ATO tax evaluation: characterization of software program paperwork


On June 25, 2021, the Australian Tax Office published its draft judgment on Income Tax: License Fees – Nature of Income Related to Software (TR 2021 / D4), which replaces the previous judgment on Income Tax: Computer Software (TR 93/12).

The draft decision has been updated to reflect the major technological changes that have occurred in the software industry over the past three decades and includes examples of packaged software over physical media, digitally downloaded software, and cloud-based software-as-a. -Service (SAAS).

The central theses

The draft decision focuses on three main activities (software licensing, software distribution, and software services). The conclusions of the draft decision are summarized in the table below.

Particularly noteworthy is the increased interaction between copyright law and tax law when determining whether a “license fee” arises.

The publication of the draft decision is to be welcomed insofar as it provides the ATO guidelines on a number of different software agreements which, in contrast to the types of agreements previously dealt with in TR 93/12, are better aligned with what is currently on the market. For example, the draft decision addresses digital and SAAS distribution methods.

The draft decision was adopted on the basis that interested parties can submit comments and opinions, but only a short period of time for submitting comments. We are aware that the ATO conducted some industry consultations prior to the publication of the draft decision.

Once the final decision is made, the ATO has proposed that it apply both before and after the date of issue.

Affected companies should review the draft decision to determine whether both historical and future positions on WHT royalties are consistent with the position of the ATO or whether these arrangements could be improved to support the position adopted. This can include companies that sell software through cloud services or with whom parties to a license agreement have a software or source code trust agreement.

Structure of the draft decision

Increased interaction with copyright law

The draft judgment emphasizes the technical aspects of Australian copyright law and its interaction with Australian tax law. The ATO regards an amount as a royalty in that it is consideration for being granted a right to do something that is the exclusive right of the copyright owner. With reference to the Copyright Act, the ATO believes that these rights in relation to software (a literary work) relevantly include the right to reproduce the work in tangible form; the right to edit the work; and the right to show the work to the public.

The draft decision illustrates these core concepts using eight examples from the areas of software licensing, software distribution and software services.

Software licensing (examples 1 to 3)

Examples 1 to 3 agree with the previous TR 93/12 and show that payments for the “simple use” of software do not represent license fees, but payments for the right to reproduce for resale or for the right to change or adapt software (including access to the source code) represent a license fee.
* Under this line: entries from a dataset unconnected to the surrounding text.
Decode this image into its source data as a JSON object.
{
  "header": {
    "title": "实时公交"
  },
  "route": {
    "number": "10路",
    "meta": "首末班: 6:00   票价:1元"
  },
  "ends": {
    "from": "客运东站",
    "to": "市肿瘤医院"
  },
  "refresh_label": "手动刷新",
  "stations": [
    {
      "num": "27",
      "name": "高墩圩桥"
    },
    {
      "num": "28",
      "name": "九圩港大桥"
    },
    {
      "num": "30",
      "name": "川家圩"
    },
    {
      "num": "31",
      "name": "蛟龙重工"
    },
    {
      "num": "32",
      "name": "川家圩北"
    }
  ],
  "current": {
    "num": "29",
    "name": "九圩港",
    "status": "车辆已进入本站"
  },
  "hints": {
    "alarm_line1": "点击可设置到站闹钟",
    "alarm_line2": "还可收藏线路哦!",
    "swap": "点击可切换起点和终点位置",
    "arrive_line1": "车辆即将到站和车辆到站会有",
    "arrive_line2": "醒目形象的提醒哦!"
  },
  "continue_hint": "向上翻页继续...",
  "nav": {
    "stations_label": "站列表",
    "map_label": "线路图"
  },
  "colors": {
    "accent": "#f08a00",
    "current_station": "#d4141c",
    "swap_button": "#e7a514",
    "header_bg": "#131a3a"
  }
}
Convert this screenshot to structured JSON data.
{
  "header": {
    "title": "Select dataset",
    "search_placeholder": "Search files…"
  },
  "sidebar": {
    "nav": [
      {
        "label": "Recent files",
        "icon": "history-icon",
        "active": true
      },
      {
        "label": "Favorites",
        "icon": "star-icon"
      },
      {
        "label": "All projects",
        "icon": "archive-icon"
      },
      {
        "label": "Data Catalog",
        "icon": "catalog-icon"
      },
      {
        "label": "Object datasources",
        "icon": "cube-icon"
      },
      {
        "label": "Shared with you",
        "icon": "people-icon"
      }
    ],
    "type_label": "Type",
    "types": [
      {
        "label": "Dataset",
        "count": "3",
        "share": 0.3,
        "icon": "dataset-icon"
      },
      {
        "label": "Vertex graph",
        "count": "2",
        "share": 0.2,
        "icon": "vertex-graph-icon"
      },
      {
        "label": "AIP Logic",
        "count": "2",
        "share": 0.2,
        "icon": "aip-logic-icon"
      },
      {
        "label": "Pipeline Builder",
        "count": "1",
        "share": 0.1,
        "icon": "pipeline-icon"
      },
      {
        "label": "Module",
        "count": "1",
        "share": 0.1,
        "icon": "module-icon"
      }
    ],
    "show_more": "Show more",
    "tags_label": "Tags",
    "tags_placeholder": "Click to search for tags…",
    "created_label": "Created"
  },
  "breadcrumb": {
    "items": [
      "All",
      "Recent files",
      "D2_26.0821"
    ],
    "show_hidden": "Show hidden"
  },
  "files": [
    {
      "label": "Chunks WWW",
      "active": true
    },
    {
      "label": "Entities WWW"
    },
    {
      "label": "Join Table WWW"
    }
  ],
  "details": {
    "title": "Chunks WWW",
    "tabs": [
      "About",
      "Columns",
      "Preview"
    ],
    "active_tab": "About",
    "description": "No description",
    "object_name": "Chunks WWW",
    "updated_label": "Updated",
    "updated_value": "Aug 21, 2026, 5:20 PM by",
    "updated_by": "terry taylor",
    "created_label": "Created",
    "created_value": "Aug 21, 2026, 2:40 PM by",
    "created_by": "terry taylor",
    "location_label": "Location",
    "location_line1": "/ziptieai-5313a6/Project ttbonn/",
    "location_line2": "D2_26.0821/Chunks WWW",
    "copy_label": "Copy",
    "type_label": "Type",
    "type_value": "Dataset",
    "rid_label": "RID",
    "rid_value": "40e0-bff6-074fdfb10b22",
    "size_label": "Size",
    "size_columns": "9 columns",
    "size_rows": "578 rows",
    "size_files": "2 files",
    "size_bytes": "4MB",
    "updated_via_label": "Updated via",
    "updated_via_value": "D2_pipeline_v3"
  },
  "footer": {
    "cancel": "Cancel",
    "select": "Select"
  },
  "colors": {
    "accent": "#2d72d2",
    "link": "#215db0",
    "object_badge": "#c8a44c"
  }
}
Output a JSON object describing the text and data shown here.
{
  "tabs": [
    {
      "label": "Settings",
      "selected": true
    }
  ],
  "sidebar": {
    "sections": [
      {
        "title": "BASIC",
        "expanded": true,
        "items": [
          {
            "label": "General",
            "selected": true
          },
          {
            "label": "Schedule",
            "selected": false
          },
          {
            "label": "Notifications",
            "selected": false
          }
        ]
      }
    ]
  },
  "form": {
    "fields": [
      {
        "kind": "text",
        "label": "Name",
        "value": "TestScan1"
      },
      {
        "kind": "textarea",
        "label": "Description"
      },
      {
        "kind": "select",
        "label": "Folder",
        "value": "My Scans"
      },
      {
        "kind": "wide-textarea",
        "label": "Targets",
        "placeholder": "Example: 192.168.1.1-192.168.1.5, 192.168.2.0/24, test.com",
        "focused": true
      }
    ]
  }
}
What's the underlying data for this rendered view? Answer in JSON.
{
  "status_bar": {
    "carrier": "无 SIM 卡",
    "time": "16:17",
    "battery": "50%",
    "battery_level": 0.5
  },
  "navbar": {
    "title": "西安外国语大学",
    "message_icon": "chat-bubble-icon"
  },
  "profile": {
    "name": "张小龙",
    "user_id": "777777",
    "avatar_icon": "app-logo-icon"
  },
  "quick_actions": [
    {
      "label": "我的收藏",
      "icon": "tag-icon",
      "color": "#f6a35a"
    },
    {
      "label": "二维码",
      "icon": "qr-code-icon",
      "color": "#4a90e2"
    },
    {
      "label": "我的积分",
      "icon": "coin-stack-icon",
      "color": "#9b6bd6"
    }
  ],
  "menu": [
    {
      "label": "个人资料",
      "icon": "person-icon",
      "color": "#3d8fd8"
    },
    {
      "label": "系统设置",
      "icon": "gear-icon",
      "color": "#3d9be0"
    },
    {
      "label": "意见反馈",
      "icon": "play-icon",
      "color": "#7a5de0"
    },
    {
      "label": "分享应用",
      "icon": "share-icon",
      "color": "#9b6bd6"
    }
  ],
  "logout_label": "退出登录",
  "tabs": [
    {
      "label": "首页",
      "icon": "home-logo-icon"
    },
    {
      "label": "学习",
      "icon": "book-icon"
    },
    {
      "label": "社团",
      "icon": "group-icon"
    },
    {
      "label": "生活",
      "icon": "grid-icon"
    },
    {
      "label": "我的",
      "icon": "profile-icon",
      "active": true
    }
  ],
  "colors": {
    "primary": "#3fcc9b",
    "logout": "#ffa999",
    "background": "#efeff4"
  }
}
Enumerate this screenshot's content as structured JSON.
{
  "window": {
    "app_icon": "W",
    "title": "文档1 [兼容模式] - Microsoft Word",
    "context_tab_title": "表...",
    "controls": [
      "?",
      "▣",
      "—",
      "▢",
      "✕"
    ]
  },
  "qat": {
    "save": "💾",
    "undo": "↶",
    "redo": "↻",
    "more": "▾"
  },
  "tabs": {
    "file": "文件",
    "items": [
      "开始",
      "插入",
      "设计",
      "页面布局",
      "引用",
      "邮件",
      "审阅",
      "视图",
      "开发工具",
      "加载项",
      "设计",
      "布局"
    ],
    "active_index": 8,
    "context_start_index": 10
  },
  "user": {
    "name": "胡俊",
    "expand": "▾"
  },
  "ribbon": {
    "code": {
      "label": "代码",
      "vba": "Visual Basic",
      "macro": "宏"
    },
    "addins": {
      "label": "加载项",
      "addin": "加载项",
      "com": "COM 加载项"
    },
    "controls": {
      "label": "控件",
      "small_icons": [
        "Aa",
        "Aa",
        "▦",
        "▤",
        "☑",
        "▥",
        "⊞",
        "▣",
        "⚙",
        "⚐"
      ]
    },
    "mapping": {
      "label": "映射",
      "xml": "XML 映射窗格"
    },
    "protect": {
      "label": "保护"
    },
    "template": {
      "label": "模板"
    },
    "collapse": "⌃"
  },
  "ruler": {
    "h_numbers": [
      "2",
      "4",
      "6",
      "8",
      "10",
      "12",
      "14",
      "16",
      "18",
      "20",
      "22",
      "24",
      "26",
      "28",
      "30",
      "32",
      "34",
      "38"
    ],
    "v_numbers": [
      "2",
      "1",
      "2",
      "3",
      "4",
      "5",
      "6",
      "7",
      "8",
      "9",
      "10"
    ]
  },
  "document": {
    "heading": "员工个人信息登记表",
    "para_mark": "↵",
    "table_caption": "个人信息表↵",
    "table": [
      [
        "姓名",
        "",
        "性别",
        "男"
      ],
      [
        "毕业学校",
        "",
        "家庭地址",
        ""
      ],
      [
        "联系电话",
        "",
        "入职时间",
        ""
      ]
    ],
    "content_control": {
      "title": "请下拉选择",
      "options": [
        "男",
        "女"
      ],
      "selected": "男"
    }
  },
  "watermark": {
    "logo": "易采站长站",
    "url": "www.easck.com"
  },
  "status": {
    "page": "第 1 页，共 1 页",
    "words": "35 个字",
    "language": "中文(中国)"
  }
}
“Ease of use” of software is defined as the process of using software for the purpose for which it was developed or is intended to be used. In these circumstances, any use of the copyright required to enable the software to be used as a working product is merely accidental and therefore the associated payments are not royalties.

Software distribution (examples 4 to 6)

Examples 4 and 5 consider software distribution agreements that give the vendor the right to enter into contracts with customers or end users. Deviating from the previous TR 93/12, the ATO now takes the view that, although customers or end users ultimately only receive a license for simple use, a distinction should now be made between transactions in which the software is subject to a license agreement and transactions in which the software is purchased directly from the customers / end users. In the former situation, the payments made by the distributor to the copyright owner for the right to distribute software through sublicensing constitute a license fee.

In contrast, Example 6 deals with the distribution of shrink-wrapped software. In this case, the related payments are not treated as royalties as these distributions do not relate to the distributor’s use of the copyright.

Software services (examples 7 and 8)

Examples 7 and 8 consider auxiliary services for changing or using software. Payments for the provision of assistance that enable the use or enjoyment of the software constitute a license fee, but payments for the provision of services in connection with the modification or creation of software do not.

As applied, the draft decision states that the provision of assistance necessary for an end-user to exercise the right to reproduce and modify software constitutes a license fee (Example 7); while assistance with the simple use of software is not paid for (example 8).